Marketplace AM for December 29, 2005
Personal finance expert Chris Farrell previews the 2006 housing market with host Scott Jagow.
Author and marketing expert Steve Cone talks to host Lisa Napoli about his new book "Steal These Ideas!: Marketing Secrets That Will Make You a Star."
The government is looking to spend $20 billion to outfit most federal employees with the latest telecommunications gear. Nancy Marshall Genzer reports telecom companies are pulling out the stops to win the contract.
The week between Christmas and New Year's is traditionally the busiest of the year for ski resorts. But many aren't just fighting with competitors to stay afloat. They're also fighting a changing climate. Jane Lindholm has more.
Japanese stocks finished the day at their highest level in five years on Thursday. The benchmark Nikkei index climbed almost a full percent - and will likely close out 2005 as its best year since the 1980s bubble. But that isn't stopping the country from losing traction in Asia. A new Lehman Brother report says the economies in the rest of Asia added up are expected to overtake Japan's GDP this year. Jocelyn Ford reports on what's driving the shift.
Transit workers and New York's MTA have reached agreement on a new contract, but does it lay the groundwork for better labor relations in the future, or set the stage for more trouble ahead? Alisa Roth has more.
This month marks the 25th anniversary of legislation that created the Superfund tax to clean up polluted industrial sites. But as Alex Cohen reports, the fund is currently out of money.
The regional airline operator is losing a quarter of the planes it operates for Continental as the legacy carrier tries to boost profits. Janet Babin reports.

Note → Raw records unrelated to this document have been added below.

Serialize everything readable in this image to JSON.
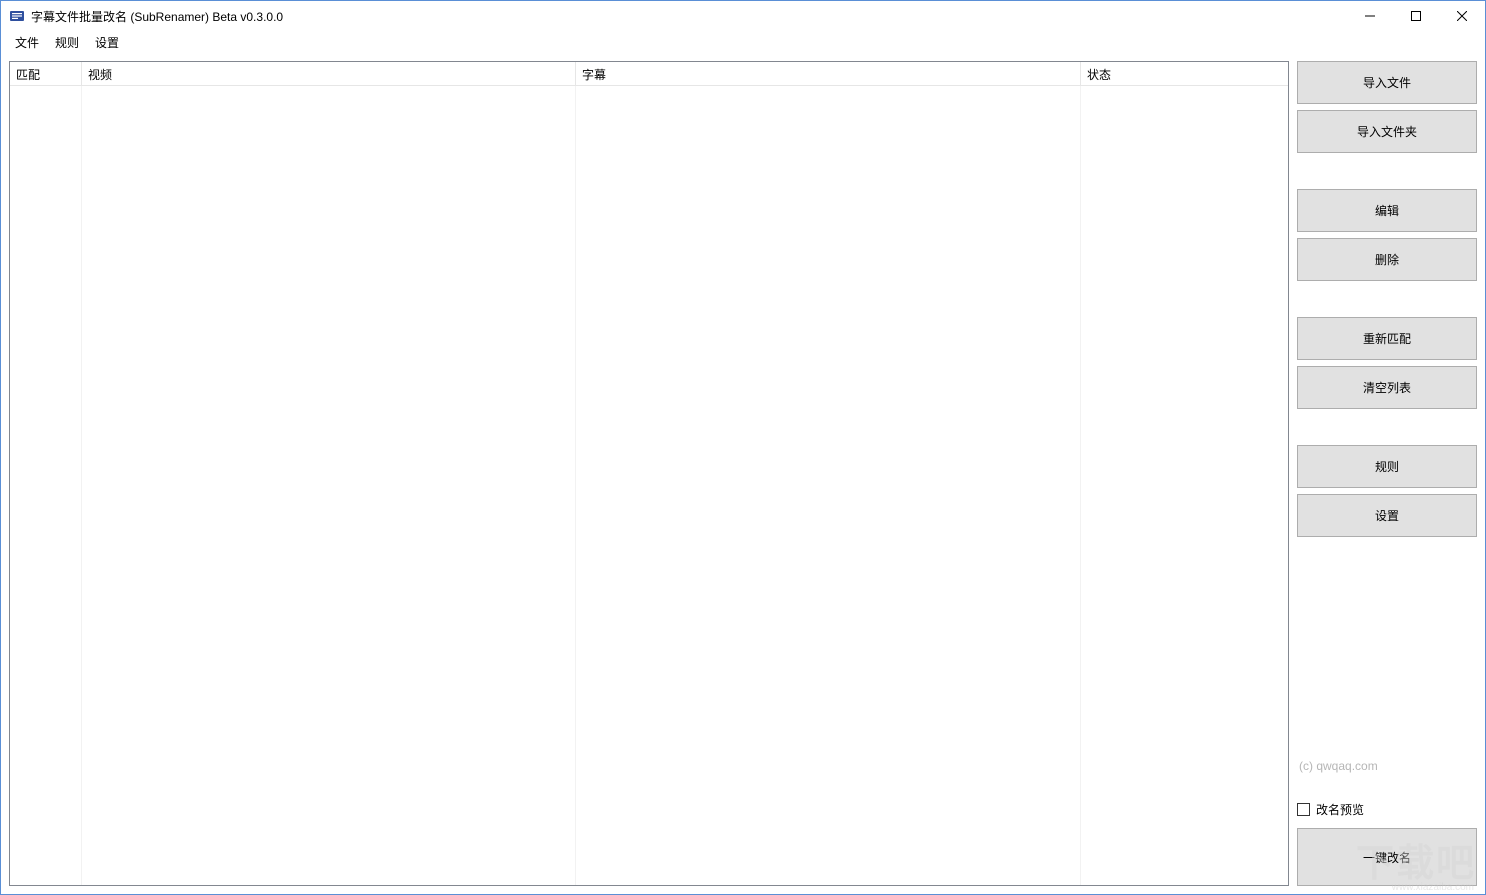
{
  "title": "字幕文件批量改名 (SubRenamer) Beta v0.3.0.0",
  "menu": {
    "file": "文件",
    "rule": "规则",
    "settings": "设置"
  },
  "columns": {
    "match": "匹配",
    "video": "视频",
    "subtitle": "字幕",
    "status": "状态"
  },
  "buttons": {
    "import_file": "导入文件",
    "import_folder": "导入文件夹",
    "edit": "编辑",
    "delete": "删除",
    "rematch": "重新匹配",
    "clear_list": "清空列表",
    "rule": "规则",
    "settings": "设置",
    "one_click_rename": "一键改名"
  },
  "preview_label": "改名预览",
  "copyright": "(c) qwqaq.com",
  "watermark": "下载吧",
  "watermark_sub": "www.xiazaiba.com"
}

It's a big week for white collar plea bargains. In addition to Enron's Richard Causey, Qwest Communications executive Marc Weisberg agreed to plead guilty and help prosecutors nail his former boss, Joseph Nacchio, for insider trading. Plea bargaining is more common than you might realize. From WLRN in Miami, Dan Grech reports.
Two of the world's biggest hotel groups may be staging a New Year's reunion. Hilton Hotels of America is expected to reunite with Britain's Hilton Group. The two companies went their separate ways 40 years ago. From London, Stephen Beard reports.